Capital Health Headache Experts Outline Holistic Methods to Treat Migraine, Chronic Headache
ATLANTIC CITY — For those with headache, especially chronic headache and migraine, the first instinct may be to reach for medication. Yet alternatives exist.
Dr. Mitra Assadi, director of Headache Medicine and Pediatric Neurology at Capital Health, led a discussion on Thursday at the 5th Annual Capital Institute for Neurosciences Conference about holistic approaches to manage migraine headache.
Dr. Assadi explained that migraines are caused by a cascade of neuro-chemical changes beginning with the blood vessels. She also explained why some individuals may not want to consider drugs for migraine treatment for reasons such as side effects, drug failure, personal preference and pregnancy.
Headache sufferers may also consider “headache hygiene” to reduce their headaches. For example, getting regular sleep (six to nine hours), eating regular meals, exercising, reducing stress levels and relaxation can all aid in reducing headaches.
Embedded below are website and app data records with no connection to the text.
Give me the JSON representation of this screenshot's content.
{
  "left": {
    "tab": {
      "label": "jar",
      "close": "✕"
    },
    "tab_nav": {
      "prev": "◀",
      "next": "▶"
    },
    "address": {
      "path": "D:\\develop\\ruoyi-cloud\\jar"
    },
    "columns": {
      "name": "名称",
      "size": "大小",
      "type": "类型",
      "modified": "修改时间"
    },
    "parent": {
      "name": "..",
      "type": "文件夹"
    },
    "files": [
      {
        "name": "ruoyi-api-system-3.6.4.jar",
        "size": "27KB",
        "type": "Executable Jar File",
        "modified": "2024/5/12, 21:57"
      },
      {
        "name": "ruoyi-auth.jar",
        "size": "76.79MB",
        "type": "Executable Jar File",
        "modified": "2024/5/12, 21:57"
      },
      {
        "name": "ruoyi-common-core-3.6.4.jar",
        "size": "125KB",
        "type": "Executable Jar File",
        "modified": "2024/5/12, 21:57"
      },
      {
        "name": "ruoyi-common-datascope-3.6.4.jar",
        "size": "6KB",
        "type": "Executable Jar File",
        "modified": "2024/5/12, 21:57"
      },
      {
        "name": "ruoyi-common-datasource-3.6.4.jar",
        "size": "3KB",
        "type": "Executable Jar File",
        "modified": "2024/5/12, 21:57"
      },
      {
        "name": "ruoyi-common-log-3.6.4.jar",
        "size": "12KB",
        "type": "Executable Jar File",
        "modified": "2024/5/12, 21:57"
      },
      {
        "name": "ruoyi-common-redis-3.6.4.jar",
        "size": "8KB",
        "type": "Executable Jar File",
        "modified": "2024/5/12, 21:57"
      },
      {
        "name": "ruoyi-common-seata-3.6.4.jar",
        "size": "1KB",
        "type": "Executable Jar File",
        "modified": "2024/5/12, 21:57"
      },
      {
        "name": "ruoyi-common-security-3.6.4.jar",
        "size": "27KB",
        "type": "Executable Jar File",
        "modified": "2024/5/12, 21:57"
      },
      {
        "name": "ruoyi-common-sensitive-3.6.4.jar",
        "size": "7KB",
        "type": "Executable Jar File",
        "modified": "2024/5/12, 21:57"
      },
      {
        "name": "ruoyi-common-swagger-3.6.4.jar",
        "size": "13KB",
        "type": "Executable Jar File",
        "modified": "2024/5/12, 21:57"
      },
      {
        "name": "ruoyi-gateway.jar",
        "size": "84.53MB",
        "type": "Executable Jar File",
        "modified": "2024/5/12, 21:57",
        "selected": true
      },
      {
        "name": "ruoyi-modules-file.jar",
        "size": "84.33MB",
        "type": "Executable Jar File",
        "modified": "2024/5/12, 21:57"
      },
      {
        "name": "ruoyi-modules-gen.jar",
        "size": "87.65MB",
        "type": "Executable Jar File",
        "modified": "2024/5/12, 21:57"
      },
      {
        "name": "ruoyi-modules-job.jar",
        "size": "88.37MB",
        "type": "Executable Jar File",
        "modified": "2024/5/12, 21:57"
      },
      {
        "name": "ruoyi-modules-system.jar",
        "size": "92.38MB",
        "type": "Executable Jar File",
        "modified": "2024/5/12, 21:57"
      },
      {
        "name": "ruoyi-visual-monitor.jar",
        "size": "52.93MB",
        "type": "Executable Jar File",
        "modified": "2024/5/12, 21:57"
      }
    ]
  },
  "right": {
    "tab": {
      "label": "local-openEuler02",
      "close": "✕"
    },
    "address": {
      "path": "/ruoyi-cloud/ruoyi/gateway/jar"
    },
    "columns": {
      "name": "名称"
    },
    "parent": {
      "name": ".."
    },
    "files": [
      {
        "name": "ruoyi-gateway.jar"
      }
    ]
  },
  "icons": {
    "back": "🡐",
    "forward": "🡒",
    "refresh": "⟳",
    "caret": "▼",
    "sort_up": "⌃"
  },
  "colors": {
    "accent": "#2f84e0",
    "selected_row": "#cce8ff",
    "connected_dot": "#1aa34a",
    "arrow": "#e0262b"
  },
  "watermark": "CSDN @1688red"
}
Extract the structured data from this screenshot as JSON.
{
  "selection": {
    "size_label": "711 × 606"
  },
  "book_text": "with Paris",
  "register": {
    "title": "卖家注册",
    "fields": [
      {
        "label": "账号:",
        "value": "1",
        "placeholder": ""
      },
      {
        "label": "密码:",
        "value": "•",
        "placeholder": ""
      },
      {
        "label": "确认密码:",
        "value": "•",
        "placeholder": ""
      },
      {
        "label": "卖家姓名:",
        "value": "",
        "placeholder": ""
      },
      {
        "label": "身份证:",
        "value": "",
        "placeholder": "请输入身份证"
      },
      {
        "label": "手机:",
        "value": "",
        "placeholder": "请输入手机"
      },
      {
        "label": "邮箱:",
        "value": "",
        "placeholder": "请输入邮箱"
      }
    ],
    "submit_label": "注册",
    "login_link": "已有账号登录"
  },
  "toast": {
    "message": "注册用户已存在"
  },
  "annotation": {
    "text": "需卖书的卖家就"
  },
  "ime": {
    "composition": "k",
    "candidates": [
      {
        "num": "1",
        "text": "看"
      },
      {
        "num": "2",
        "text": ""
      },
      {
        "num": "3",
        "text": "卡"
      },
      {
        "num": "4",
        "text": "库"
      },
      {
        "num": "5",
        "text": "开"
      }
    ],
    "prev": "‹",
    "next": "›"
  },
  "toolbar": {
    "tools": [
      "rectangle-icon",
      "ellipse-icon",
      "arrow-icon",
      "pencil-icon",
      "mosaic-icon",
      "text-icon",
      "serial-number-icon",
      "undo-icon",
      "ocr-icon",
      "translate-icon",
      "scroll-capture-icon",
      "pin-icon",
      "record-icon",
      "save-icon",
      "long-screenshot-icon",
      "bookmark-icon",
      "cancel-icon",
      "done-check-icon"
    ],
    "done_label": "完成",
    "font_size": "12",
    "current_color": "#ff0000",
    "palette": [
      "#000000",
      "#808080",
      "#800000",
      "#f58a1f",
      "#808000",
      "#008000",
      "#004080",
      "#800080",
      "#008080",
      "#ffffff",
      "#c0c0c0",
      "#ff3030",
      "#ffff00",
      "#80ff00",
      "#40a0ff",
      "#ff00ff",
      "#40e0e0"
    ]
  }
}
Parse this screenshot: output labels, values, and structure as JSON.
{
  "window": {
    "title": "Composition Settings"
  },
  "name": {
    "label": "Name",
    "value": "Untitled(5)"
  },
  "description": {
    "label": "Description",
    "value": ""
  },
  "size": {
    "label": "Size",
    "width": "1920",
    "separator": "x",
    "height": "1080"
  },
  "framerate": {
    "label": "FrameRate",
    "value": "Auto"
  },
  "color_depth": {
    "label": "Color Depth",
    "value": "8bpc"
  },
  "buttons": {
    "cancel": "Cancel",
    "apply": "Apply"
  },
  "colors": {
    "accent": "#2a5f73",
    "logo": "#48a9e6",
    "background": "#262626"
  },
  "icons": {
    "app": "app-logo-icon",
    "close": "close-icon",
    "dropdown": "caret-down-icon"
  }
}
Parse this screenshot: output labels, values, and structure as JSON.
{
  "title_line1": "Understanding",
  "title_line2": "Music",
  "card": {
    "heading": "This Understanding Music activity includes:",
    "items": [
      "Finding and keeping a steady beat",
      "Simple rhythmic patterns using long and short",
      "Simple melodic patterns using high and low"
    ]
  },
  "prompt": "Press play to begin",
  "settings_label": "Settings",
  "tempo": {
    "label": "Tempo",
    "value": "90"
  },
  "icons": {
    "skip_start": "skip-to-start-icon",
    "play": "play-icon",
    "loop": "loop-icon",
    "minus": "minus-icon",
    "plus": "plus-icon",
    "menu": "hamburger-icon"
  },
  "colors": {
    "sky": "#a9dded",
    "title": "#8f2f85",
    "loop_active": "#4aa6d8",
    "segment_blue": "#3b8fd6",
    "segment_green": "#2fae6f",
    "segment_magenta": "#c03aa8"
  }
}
Dr. Assadi noted the dietary factors such as alcohol, especially red wine, aspartame sweetener, caffeine, cheese and yogurt, MSG, chocolate and processed foods which can also contribute to headaches. She also alluded to a variety of food supplements which may be used for treatment of headaches.
At the same session, Dr. Jerrold Friedman, who specializes in physical medicine and rehabilitation and acupuncture at the Capital Institute for Neurosciences, spoke about various acupuncture techniques used for treatment of migraine headaches.
He cited several studies in which patients experienced significant improvement in reducing headaches after completing acupuncture treatments.
"Acupuncture can't treat everything, but there is a lot of evidence showing that it is beneficial, even though we don’t know exactly why,” Friedman said.
He noted that following acupuncture treatment many patients experienced noticeable positive effects on the body lasting at least four months.
Dr. Jeffrey L. Bessey, a clinical psychologist at the Capital Institute for Neurosciences, explained how he uses the biofeedback in conjunction with Cognitive Behavioral Therapy (CBT) to treat headaches.
Bessey explained his approach of examining patients’ stress levels and life style.
“Stress is a very normal response that has somehow gone awry, and has now overwhelmed the individual,” Bessey said. "We teach the individuals to cope with stress."
He said that biofeedback, when used with CBT, improves self-efficacy and reduces a patient's reliance on medication for pain management.